#### Exercise details
What lines in the entries below contain the word "árvore"? Copy all of them.

(Entries from a dataset of interfaces)
BEGIN
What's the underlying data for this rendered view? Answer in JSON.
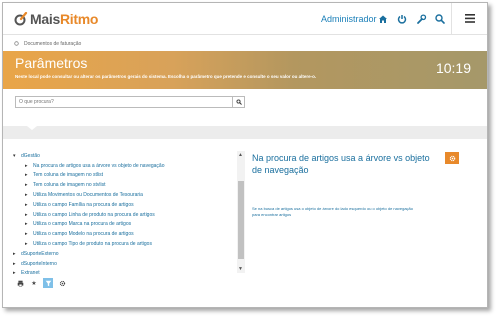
{
  "app": {
    "logo_prefix": "Mais",
    "logo_suffix": "Ritmo",
    "user": "Administrador",
    "nav_icons": [
      "home-icon",
      "power-icon",
      "wrench-icon",
      "search-icon"
    ],
    "menu_icon": "hamburger-icon"
  },
  "breadcrumb": {
    "label": "Documentos de faturação"
  },
  "banner": {
    "title": "Parâmetros",
    "subtitle": "Neste local pode consultar ou alterar os parâmetros gerais do sistema. Escolha o parâmetro que pretende e consulte o seu valor ou altere-o.",
    "time": "10:19"
  },
  "search": {
    "placeholder": "O que procura?"
  },
  "tree": {
    "groups": [
      {
        "label": "dGestão",
        "expanded": true
      },
      {
        "label": "dSuporteExterno",
        "expanded": false
      },
      {
        "label": "dSuporteInterno",
        "expanded": false
      },
      {
        "label": "Extranet",
        "expanded": false
      }
    ],
    "children": [
      "Na procura de artigos usa a árvore vs objeto de navegação",
      "Tem coluna de imagem no stlist",
      "Tem coluna de imagem no stvlist",
      "Utiliza Movimentos ou Documentos de Tesouraria",
      "Utiliza o campo Família na procura de artigos",
      "Utiliza o campo Linha de produto na procura de artigos",
      "Utiliza o campo Marca na procura de artigos",
      "Utiliza o campo Modelo na procura de artigos",
      "Utiliza o campo Tipo de produto na procura de artigos"
    ]
  },
  "detail": {
    "title": "Na procura de artigos usa a árvore vs objeto de navegação",
    "description": "Se na busca de artigos usa o objeto de árvore do lado esquerdo ou o objeto de navegação para encontrar artigos",
    "button_icon": "gear-icon"
  },
  "colors": {
    "accent": "#e8892a",
    "link": "#1a6f9e"
  }
}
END
#### Exercise result
      "Na procura de artigos usa a árvore vs objeto de navegação",
    "title": "Na procura de artigos usa a árvore vs objeto de navegação",
    "description": "Se na busca de artigos usa o objeto de árvore do lado esquerdo ou o objeto de navegação para encontrar artigos",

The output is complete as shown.